Nanaia Mahuta is a Māori minister currently responsible for the Foreign Affairs and Local Government portfolios; she is also Associate Minister for Māori Development. Mahuta was Associate Minister for the Environment and Minister for Māori Development from 2017 until early November, 2020.
When questioned, her spokesperson said, "the Minister ensures that no conflict exists or appears to exist between her personal interests and portfolio responsibilities, in accordance with the guidance in the Cabinet Manual."
The Cabinet Manual states that it "may not be appropriate for Ministers to participate in decision-making on matters affecting family members, whānau, or close associates" it gives the examples: "attempting to intercede on their behalf on some official matter; proposing family members for appointments; or participating in decisions that will affect the financial position of a family member."
Buckle said that ministers had "no involvement in the selection process, nature and scope of the rōpū contracts. It's important to note Hon Nanaia Mahuta had no involvement in the waste work programme. The personal relationships between the Ormsby family members and Minister Mahuta were disclosed from the beginning."
Buckle also said the Ministry "took the necessary measures to manage conflict-of-interest risk. The Ministry made sure contract rates were set within a standard market range."
Waimirirangi Ormsby was also appointed to the Technical Working Group on a plan for the UN Declaration on the Rights of Indigenous Peoples (DWG) which produced the controversial He Puapua report for the Government in 2019 (the report recommended much greater power-sharing between the Crown and Māori over the coming decades).
He Puapua was supplied by DWG chair Dr Claire Charters to Minister Mahuta as chair of the Cabinet Māori/Crown Relations Committee in November, 2019. Mahuta was also Minister for Māori Development at the time.
Minister Mahuta's office directed questions about the appointments to the "agencies responsible for those appointments".
A spokesperson for the Ministry of Māori Development advised that the department could not meet the Herald's Thursday deadline for questions concerning the appointment process for the DWG.
Minister Mahuta is also in charge of the contentious water reforms planned by the Government.
The Government aims to force, through legislation, the consolidation of local council waste, storm and drinking water assets into four new water entities; controversially, the plan will weaken local ratepayers' control of the assets, and strengthen the control of iwi groups.
There are three levels of governance anticipated to sit between iwi groups and local councils and the new water entities.
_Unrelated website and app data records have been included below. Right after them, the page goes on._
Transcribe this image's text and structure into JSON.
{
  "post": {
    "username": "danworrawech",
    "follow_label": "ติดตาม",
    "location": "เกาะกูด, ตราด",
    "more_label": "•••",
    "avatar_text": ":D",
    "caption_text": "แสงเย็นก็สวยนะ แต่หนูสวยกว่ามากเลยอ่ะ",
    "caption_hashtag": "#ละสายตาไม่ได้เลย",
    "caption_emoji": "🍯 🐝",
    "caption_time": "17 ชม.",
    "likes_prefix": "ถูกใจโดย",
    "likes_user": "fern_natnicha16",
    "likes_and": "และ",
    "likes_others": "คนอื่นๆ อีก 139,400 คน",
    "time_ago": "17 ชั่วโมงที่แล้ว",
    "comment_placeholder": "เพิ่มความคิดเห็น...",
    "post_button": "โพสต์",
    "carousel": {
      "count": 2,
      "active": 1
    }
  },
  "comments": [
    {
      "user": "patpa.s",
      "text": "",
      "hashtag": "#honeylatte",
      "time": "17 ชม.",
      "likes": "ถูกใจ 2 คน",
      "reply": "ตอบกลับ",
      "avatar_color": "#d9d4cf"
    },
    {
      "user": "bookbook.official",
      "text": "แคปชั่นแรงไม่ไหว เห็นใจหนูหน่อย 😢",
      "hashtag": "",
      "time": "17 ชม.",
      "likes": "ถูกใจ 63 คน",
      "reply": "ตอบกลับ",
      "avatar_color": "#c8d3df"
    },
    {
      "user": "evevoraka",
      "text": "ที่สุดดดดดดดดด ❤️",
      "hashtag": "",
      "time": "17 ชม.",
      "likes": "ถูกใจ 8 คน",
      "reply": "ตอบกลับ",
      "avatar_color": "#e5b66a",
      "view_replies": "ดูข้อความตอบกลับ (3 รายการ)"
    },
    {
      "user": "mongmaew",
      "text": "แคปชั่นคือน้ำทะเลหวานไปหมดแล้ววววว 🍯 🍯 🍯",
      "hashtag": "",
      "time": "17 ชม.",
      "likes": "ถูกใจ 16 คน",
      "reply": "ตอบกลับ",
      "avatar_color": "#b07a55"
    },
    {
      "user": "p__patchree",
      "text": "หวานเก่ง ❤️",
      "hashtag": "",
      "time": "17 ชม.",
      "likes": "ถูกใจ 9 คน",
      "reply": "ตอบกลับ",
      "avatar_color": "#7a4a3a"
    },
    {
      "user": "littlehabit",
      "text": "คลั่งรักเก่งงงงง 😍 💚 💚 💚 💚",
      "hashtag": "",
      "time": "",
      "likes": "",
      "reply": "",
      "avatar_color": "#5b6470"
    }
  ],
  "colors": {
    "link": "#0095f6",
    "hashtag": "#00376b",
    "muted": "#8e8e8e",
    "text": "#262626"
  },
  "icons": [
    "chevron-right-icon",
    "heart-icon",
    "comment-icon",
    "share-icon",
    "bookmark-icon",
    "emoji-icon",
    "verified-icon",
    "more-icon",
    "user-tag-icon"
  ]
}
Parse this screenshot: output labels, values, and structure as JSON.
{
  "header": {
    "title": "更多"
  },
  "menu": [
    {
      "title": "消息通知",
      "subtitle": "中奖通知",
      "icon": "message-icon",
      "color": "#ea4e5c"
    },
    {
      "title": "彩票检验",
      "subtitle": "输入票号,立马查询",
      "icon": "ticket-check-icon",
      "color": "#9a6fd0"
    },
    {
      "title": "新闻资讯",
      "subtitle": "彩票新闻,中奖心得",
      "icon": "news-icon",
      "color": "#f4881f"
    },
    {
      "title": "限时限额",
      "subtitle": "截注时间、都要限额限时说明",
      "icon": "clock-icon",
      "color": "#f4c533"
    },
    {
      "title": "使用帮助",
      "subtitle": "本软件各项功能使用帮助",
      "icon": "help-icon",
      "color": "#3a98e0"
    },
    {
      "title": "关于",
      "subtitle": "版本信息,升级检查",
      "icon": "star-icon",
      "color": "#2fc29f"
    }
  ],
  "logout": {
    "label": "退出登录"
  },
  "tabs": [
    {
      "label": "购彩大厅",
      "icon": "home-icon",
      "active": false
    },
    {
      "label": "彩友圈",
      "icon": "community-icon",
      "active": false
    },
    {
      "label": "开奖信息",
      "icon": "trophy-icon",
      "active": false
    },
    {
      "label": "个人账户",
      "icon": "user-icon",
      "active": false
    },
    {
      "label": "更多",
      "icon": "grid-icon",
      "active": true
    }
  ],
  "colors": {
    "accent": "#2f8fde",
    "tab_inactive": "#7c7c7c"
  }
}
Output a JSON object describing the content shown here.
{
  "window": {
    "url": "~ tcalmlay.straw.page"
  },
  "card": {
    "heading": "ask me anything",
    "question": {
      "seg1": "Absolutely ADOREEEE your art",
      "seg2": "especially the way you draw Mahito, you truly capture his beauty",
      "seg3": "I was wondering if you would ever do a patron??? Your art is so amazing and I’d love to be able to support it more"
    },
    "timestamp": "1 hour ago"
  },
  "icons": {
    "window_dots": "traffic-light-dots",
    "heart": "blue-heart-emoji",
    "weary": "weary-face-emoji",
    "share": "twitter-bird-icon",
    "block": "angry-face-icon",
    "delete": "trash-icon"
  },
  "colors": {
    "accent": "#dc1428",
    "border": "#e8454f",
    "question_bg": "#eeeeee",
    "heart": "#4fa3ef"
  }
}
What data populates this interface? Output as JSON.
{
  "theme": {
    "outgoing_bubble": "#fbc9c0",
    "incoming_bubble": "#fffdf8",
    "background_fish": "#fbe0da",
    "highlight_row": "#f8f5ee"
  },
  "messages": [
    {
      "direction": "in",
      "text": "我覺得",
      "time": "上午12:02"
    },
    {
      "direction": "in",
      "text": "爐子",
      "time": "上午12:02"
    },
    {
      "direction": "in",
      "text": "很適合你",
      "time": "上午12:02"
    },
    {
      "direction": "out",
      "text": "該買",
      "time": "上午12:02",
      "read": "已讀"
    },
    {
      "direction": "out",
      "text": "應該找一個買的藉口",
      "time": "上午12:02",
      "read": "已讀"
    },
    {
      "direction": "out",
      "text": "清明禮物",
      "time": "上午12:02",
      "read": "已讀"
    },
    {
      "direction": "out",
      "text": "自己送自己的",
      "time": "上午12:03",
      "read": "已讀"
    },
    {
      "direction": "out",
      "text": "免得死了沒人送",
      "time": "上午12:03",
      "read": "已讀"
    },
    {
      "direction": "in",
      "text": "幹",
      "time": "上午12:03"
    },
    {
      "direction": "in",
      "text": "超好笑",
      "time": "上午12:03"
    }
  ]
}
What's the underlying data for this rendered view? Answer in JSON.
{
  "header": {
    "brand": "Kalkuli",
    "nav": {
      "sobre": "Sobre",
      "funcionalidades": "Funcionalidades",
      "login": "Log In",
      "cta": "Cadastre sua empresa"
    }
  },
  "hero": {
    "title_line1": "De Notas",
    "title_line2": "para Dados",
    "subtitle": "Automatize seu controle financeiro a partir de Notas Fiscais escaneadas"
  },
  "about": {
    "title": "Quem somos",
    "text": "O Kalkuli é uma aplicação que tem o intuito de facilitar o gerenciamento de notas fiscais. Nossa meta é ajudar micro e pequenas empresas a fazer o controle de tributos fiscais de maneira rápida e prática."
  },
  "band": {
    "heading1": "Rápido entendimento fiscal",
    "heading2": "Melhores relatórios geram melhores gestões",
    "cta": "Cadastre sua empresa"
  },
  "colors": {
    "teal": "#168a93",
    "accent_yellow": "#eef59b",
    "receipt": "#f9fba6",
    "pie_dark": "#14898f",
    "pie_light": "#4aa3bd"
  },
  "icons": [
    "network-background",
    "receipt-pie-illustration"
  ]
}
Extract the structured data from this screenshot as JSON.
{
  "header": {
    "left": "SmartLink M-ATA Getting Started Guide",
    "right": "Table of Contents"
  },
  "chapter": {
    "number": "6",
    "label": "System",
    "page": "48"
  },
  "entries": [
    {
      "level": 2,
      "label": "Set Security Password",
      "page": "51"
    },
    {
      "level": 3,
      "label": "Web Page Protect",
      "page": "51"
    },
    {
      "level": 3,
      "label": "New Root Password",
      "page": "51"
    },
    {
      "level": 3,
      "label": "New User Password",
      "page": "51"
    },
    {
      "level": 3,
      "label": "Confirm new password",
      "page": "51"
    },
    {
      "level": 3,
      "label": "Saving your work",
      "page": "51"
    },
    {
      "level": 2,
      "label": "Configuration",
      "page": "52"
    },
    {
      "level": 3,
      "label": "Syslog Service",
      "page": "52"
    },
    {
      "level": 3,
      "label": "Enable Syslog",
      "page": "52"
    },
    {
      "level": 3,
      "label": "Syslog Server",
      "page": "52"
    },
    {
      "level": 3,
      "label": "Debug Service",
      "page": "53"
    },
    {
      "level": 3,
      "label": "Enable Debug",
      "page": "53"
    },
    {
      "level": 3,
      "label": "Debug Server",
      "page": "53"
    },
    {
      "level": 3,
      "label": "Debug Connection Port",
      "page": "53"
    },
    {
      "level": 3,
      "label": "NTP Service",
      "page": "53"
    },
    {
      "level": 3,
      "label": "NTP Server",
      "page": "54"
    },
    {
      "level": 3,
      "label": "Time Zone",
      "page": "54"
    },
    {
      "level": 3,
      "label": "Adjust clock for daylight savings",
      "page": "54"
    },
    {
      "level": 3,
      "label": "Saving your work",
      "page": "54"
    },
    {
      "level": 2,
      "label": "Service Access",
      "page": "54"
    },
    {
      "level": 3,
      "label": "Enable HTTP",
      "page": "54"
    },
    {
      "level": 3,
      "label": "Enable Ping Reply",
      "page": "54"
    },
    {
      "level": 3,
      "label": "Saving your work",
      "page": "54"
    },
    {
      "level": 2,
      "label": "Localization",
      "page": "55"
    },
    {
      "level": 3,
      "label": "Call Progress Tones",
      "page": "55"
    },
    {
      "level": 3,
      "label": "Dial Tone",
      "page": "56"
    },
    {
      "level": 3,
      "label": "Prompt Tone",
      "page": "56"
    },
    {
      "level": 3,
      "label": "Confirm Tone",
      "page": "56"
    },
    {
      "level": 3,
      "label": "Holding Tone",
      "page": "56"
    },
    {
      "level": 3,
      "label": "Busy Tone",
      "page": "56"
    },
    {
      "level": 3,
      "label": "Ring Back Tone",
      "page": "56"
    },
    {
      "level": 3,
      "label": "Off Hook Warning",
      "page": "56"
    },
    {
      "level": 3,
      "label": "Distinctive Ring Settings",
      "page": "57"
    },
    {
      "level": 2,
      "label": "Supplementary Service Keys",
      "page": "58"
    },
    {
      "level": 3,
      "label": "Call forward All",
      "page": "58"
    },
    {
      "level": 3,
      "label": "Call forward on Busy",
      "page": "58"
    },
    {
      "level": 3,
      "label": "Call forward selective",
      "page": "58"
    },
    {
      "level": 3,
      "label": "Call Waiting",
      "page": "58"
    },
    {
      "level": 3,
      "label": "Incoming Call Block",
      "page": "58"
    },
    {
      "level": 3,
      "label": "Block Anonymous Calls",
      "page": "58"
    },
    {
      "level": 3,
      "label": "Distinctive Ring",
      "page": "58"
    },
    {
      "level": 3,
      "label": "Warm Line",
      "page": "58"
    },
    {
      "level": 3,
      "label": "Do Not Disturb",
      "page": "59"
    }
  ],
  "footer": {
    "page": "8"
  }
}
Among the plan's provocative provisions is the stipulation (delineated in Cabinet papers) that the appointees to these levels of administration, including the boards that directly govern the new entities, will require expertise in Māori principles and Māori knowledge.
Critics, including the Act and National Parties which oppose the water reforms, say that prioritised skills should be in funding, building and managing water infrastructure projects.
Tipa Mahuta, sister of Nanaia Mahuta, is also a powerful political figure and active in the area of water governance.
In early 2021, official documents show that responsibility for appointments to the Māori advisory group to Taumata Arowai (the newly formed drinking water regulator) passed temporarily, for the period February to June, from Nanaia Mahuta as Minister for Local Government to her colleague Kelvin Davis. The purpose was to mitigate a potential conflict of interest related to whānau.
In May, 2021, Davis appointed Tipa Mahuta chair of the Taumata Arowai Māori advisory group. She is also a Waikato Regional Councillor, co-chair of the Waikato River Authority, and co-chair of the Māori Health Authority.